The wood for these bookshelves is from a remodelling project in the first house owned. I thought it would be cool (read: sentimentally meaningful) to use this material in my new house. I’d seen this great coffee table and thought the whole design form would work throughout my living room.
It’s a minimal, modern form with rough and recovered materials. (I’m sure there is a larger metaphor there somewhere.) Well, I decided to start with a small hallway table, but once I had it all cut and staged and really wasn’t all that happy with how it turned out. I thought maybe I could put a tall vase on it with a dried arrangement, but it just wasn’t what I wanted. Fortunately, the length of these pieces was just right for some bookshelves. I love how these came out! Also had fun figuring out how to hang them with no visible hardware. (The thing actually pulled itself out of the wall the first time I put it up and put anything significant on it.)
One of the things I dig about my house is that you can see how it has been polished and improved from the original little house it was 80 years ago. There are definitely things that I will be doing to bring back some of that original character, but I want, also, to have a thoroughly modern home. We’ll see what that all means, but today it meant materials that I’ve moved with me for 17 years and 4 homes are finally part of something again.
I actually managed to find a few hours to work in my shop over the last few weeks… I’m happy with the results.
So, the Milwaukee Makerspace and BarcampMilwaukee7 are doing a Nerdy Derby, and there are going to be some sweet entries, including a Belly Tanker form Frankie, sandbox from Pete, and a terrifying, radio-controlled, ducted fan monstrosity from Mike.
Having switched my subscription on the MMS list to digest mode, I hadn’t been following what was apparently an extensive discussion of the idea of doing a derby. Thankfully, Mike, Frankie, and Pete looped me in! I was making arrangements to stop in at Frankie’s studio to get the next bit of help with my injection molder, and Frankie offered to have us in for a Nerdy Derby build day. How could I pass that up?
I spent some time thinking about what I wanted to do, and settled on a steel wire frame with leather panels “skinning” the car. I figured it would be fun, and I liked the idea of steel and leather. Plus, I could do it with only the tools I have myself. I came up with some ideas and pulled together a sketch of how it might work (I’ll have to post it later, I left my notebook at work).
Frankie offered to model the car in Rhino, and after an hour or so of work we had a model of how the car might look.
Well, since we’d gone through the work of building the 3D model, why not cut it our of the Tormach? We cut the model into 3 pieces (a base, the body, and the canopy, and Frankie got everything setup to cut. THis was my first time seeing something got from idea on paper to an actual, metal and poly-carb thing in a few hours, and it was awesome! here are the results:
I still have work to do on it (skate bearings for the wheels?) and some obvious cleanup, but it pretty cool as it is! The aluminum will take a shine like nobody’s business, and I’m thinking I may light the canopy.

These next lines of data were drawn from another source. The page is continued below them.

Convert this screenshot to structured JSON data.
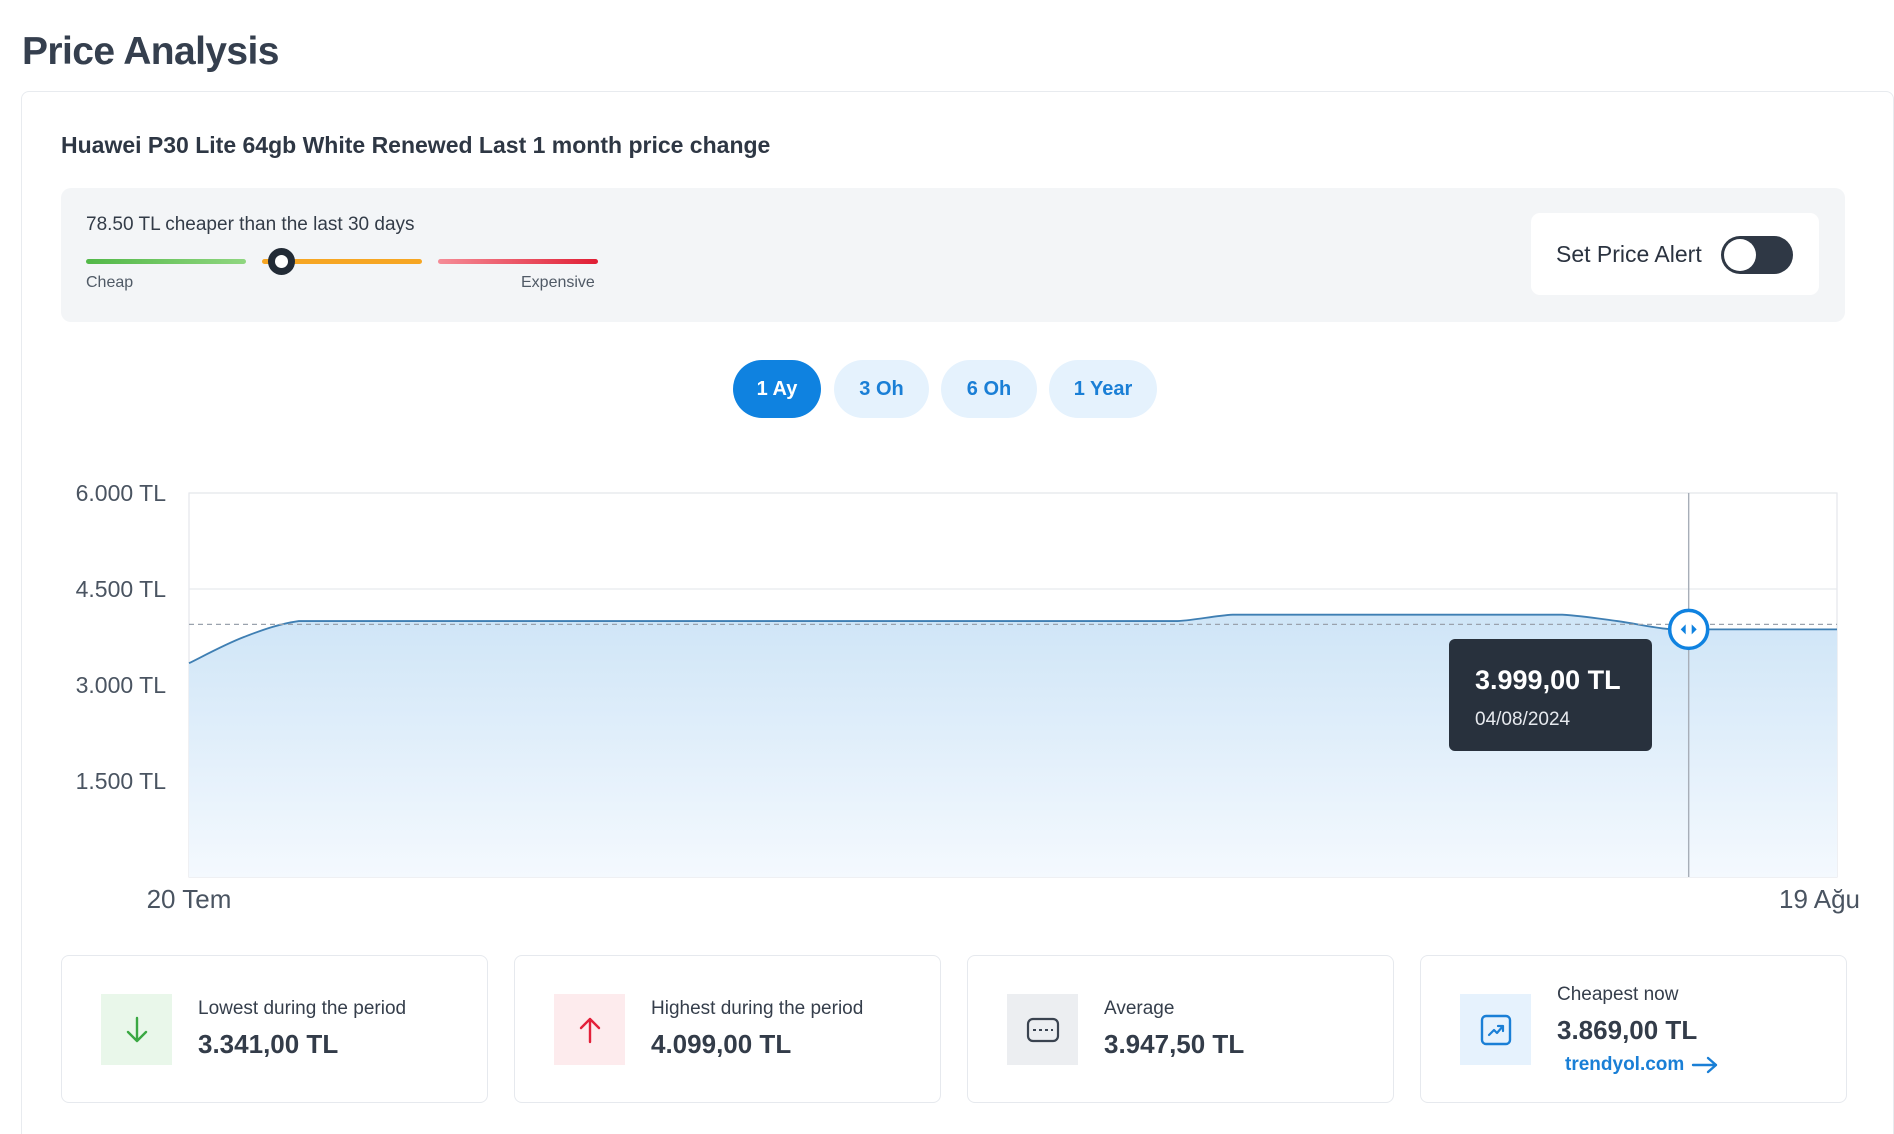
{
  "page": {
    "title": "Price Analysis"
  },
  "product": {
    "title": "Huawei P30 Lite 64gb White Renewed Last 1 month price change"
  },
  "summary": {
    "cheaper_text": "78.50 TL cheaper than the last 30 days",
    "cheap_label": "Cheap",
    "expensive_label": "Expensive",
    "indicator_level": 0.38
  },
  "alert": {
    "label": "Set Price Alert",
    "enabled": false
  },
  "ranges": [
    {
      "label": "1 Ay",
      "active": true
    },
    {
      "label": "3 Oh",
      "active": false
    },
    {
      "label": "6 Oh",
      "active": false
    },
    {
      "label": "1 Year",
      "active": false
    }
  ],
  "tooltip": {
    "price": "3.999,00 TL",
    "date": "04/08/2024"
  },
  "chart_data": {
    "type": "area",
    "y_ticks": [
      "6.000 TL",
      "4.500 TL",
      "3.000 TL",
      "1.500 TL"
    ],
    "y_tick_values": [
      6000,
      4500,
      3000,
      1500
    ],
    "x_tick_labels": [
      "20 Tem",
      "19 Ağu"
    ],
    "ylim": [
      0,
      6000
    ],
    "x_range_days": [
      0,
      30
    ],
    "x": [
      0,
      1,
      2,
      3,
      4,
      5,
      6,
      7,
      8,
      9,
      10,
      11,
      12,
      13,
      14,
      15,
      16,
      17,
      18,
      19,
      20,
      21,
      22,
      23,
      24,
      25,
      26,
      27,
      28,
      29,
      30
    ],
    "values": [
      3341,
      3750,
      3999,
      3999,
      3999,
      3999,
      3999,
      3999,
      3999,
      3999,
      3999,
      3999,
      3999,
      3999,
      3999,
      3999,
      3999,
      3999,
      3999,
      4099,
      4099,
      4099,
      4099,
      4099,
      4099,
      4099,
      3999,
      3869,
      3869,
      3869,
      3869
    ],
    "average": 3947.5,
    "highlight_x": 27.3,
    "grid": true
  },
  "stats": [
    {
      "label": "Lowest during the period",
      "value": "3.341,00 TL",
      "icon": "arrow-down-icon",
      "color": "#3aa843",
      "bg": "#e9f7ea"
    },
    {
      "label": "Highest during the period",
      "value": "4.099,00 TL",
      "icon": "arrow-up-icon",
      "color": "#e3203a",
      "bg": "#fdebed"
    },
    {
      "label": "Average",
      "value": "3.947,50 TL",
      "icon": "average-icon",
      "color": "#3a4350",
      "bg": "#eceef1"
    },
    {
      "label": "Cheapest now",
      "value": "3.869,00 TL",
      "link": "trendyol.com",
      "icon": "trend-chart-icon",
      "color": "#1a7fd6",
      "bg": "#e6f2fd"
    }
  ],
  "colors": {
    "accent": "#0f82e0",
    "line": "#3f7fb3",
    "dark": "#28313d"
  }
}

This picture is from a while ago, but I came across it today. I dig this kid… the big weirdo.
It’s been really fun working with him on his science fair project. One of the highlights was the day came down to the shop and worked on building the reflector for the light.
He particularly liked using the pop riveter. That, and hammering the folded over edges… and using the drill… and wearing the goggles…
Just love this photo…